- File a police report
Obtain a police report number from your local police department with the date, time, location and the police officer taking the report. This report will be helpful when clarifying to creditors that you are a victim of identity theft.
- Request a copy of your credit report.
Residents of Massachusetts may obtain a complimentary copy of their credit reports annually. Credit bureaus must also provide a free copy of your report if it is inaccurate because of fraud. Review your reports to be sure additional fraudulent accounts have not been opened in your name, or unauthorized changes made to your existing accounts.
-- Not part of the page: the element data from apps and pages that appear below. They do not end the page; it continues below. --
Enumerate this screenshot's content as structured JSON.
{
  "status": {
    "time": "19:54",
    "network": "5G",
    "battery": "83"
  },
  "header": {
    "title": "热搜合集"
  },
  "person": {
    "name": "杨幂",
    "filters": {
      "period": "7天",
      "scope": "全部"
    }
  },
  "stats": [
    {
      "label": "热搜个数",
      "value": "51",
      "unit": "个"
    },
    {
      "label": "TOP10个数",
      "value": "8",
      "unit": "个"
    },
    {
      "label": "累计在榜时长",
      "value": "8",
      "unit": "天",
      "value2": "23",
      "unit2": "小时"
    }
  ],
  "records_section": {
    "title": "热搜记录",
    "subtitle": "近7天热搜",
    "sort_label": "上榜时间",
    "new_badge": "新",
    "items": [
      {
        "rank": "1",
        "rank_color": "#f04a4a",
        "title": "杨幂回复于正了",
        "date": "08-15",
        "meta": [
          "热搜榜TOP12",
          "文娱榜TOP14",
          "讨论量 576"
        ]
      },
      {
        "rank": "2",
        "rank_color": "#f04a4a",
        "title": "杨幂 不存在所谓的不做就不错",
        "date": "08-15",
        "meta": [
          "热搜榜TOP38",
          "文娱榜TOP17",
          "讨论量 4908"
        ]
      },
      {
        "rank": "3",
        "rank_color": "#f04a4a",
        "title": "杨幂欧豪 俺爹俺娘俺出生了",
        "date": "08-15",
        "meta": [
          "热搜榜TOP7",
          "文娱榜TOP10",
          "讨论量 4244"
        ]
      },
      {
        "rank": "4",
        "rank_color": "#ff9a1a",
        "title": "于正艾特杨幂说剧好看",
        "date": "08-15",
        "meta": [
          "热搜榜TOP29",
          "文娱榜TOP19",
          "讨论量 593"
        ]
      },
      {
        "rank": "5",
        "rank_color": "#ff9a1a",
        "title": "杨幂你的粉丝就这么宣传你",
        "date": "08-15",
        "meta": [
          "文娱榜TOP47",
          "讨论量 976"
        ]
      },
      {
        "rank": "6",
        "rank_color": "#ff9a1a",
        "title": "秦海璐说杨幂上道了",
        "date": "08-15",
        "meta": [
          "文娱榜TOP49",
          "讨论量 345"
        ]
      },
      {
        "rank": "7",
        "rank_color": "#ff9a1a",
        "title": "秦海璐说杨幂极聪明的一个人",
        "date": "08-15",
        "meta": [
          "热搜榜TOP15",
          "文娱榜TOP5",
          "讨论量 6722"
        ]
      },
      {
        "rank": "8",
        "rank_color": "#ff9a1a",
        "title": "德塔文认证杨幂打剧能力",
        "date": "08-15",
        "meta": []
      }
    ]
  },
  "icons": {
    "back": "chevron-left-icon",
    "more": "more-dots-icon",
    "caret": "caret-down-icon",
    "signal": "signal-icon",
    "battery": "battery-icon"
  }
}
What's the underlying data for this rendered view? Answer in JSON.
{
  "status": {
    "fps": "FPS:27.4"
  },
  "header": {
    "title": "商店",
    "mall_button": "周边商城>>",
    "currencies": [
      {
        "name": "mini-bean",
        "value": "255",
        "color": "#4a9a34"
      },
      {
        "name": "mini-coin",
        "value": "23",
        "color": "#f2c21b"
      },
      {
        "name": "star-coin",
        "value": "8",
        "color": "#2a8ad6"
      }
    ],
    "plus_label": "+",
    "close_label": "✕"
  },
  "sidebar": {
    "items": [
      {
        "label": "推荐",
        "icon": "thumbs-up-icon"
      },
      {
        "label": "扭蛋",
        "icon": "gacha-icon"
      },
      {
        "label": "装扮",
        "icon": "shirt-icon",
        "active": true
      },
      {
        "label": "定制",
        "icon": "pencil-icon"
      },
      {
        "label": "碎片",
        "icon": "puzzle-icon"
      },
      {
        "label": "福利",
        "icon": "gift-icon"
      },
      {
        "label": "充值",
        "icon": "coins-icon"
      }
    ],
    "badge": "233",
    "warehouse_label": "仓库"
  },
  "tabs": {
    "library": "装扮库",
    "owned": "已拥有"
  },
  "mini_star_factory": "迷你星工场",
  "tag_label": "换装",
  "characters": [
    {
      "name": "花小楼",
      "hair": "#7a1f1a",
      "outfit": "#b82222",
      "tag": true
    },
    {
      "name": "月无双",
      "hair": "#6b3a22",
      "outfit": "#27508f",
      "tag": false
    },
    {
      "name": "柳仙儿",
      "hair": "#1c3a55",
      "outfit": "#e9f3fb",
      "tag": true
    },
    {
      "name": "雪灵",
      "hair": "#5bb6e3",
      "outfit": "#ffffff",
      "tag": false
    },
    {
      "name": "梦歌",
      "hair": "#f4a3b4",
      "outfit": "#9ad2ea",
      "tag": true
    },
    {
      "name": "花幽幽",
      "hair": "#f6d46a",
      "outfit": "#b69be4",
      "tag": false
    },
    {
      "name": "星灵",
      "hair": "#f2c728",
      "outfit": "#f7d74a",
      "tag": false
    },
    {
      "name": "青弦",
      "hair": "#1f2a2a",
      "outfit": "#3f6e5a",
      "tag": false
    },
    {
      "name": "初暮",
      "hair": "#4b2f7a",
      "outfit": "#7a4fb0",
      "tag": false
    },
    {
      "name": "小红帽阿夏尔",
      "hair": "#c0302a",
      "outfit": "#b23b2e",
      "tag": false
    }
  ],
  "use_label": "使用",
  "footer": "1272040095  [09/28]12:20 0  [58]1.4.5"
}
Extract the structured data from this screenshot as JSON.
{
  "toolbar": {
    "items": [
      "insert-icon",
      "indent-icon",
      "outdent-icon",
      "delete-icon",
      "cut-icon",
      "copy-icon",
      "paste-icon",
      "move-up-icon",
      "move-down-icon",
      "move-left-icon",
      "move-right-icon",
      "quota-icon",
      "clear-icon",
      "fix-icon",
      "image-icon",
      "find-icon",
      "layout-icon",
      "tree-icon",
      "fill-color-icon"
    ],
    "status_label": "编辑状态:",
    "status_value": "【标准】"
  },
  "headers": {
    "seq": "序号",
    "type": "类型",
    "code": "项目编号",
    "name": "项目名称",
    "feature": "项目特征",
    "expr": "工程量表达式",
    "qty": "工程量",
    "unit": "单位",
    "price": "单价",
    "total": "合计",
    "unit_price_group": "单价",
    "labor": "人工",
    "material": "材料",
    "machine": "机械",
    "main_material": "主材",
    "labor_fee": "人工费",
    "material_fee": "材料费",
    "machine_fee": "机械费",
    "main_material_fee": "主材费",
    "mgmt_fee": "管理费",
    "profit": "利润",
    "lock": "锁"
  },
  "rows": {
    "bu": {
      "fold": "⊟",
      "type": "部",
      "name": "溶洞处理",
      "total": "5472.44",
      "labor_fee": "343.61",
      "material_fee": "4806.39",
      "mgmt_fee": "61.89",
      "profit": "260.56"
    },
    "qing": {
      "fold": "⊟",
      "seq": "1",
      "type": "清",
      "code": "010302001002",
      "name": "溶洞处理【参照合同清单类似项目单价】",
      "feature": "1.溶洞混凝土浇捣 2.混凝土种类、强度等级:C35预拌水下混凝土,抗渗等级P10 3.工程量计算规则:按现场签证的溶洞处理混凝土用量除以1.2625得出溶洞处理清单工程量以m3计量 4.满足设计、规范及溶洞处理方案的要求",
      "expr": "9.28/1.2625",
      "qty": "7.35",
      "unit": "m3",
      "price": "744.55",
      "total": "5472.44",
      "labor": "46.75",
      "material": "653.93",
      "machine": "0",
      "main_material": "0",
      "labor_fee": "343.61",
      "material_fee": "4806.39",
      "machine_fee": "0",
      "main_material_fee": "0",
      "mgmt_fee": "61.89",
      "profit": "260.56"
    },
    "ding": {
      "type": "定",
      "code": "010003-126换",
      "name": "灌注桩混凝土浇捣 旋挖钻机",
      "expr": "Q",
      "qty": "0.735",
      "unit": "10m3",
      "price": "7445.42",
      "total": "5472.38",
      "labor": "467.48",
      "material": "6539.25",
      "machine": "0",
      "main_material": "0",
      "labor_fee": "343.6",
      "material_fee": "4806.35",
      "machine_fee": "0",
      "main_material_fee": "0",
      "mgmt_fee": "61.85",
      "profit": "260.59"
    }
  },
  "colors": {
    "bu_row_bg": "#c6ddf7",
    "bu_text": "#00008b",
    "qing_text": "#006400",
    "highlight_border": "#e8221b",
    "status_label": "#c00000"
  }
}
Notify any creditor in writing of fraudulent accounts. (The Fair Credit Billing Act requires written communication to resolve errors on credit billing statements, including charges that you have not made). Send your letter by certified mail and request a return receipt to document what the credit bureau received and when. Request a “fraud alert” for your file and a victim’s statement asking creditors to call you before opening a new account or changing your existing ones. In a few months, order new copies of your report to verify your corrections and changes.
- Check your mailbox
If a thief has stolen your mail they may have obtained credit cards, bank and credit card statements, pre-screened credit offers or tax information. Make sure no one has requested an unauthorized address change, PIN change, or ordered new cards or checks to be sent to another address. If you suspect anyone has stolen your mail contact your local post office and police department immediately.
- Contact the Federal Trade Commission (FTC) Consumer Response Center to report identity theft.
- Contact the Department of Motor Vehicles (DMV)
If you suspect your name or social security number is being used by a thief to obtain a driver’s license. Consider asking the DMV to replace your SSN with a special driver’s license number.
- Contact the Social Security Administration (SSA)
Allegations that a SSN has been stolen or misused should be reported to the SSA Fraud Hotline.
- Contact the U.S. Postal Inspection Service (USPIS)
The USPIS is one of the federal law enforcement agencies investigating cases of identity theft. Call your local post office to locate the USPIS district office nearest you or visit their web site.
- Contact your State Attorney General’s Office
Many states and local governments have passed laws related to identity theft; Massachusetts has such laws; Mass Gen. Laws Ch. 266, 37E. For a list of State Attorney General offices visit www.naag.org.
Major Check Verification Companies:
- Telecheck (800) 710-9898
- Equifax (800 437-5120
- International Check Services (800) 631-9656
Contact the credit bureaus below for a copy of your Credit Report:
- (800) 525-6285 to report fraud
- (800) 685-1111 to order a credit report
- (888) 397-3742 to report fraud
- (888) 397-3742 to order a credit report
- (800) 680-7289 to report fraud
- (800) 916-8800 to order a credit report
Federal Trade Commission (FTC) Consumer Response Center:
Identity Theft Hotline: 1-877-IDTHEFT (438-4338)
TDD: (202) 326-2502
Identity Theft Clearinghouse Federal Trade Commission
600 Pennsylvania Ave. NW
Washington, DC 20580
Social Security Administration (SSA):
By telephone: (800) 269-0271
By fax: (410) 597-0018
SSA Fraud Hotline
PO Box 17768
Baltimore, MD 21235
U.S. Postal Inspection Service (USPIS):
State Attorney General’s Office:
a) In Massachusetts, contact the Attorney General’s Consumer Complaint Information Section at (617) 727-8400
Federal Trade Commission Information Website: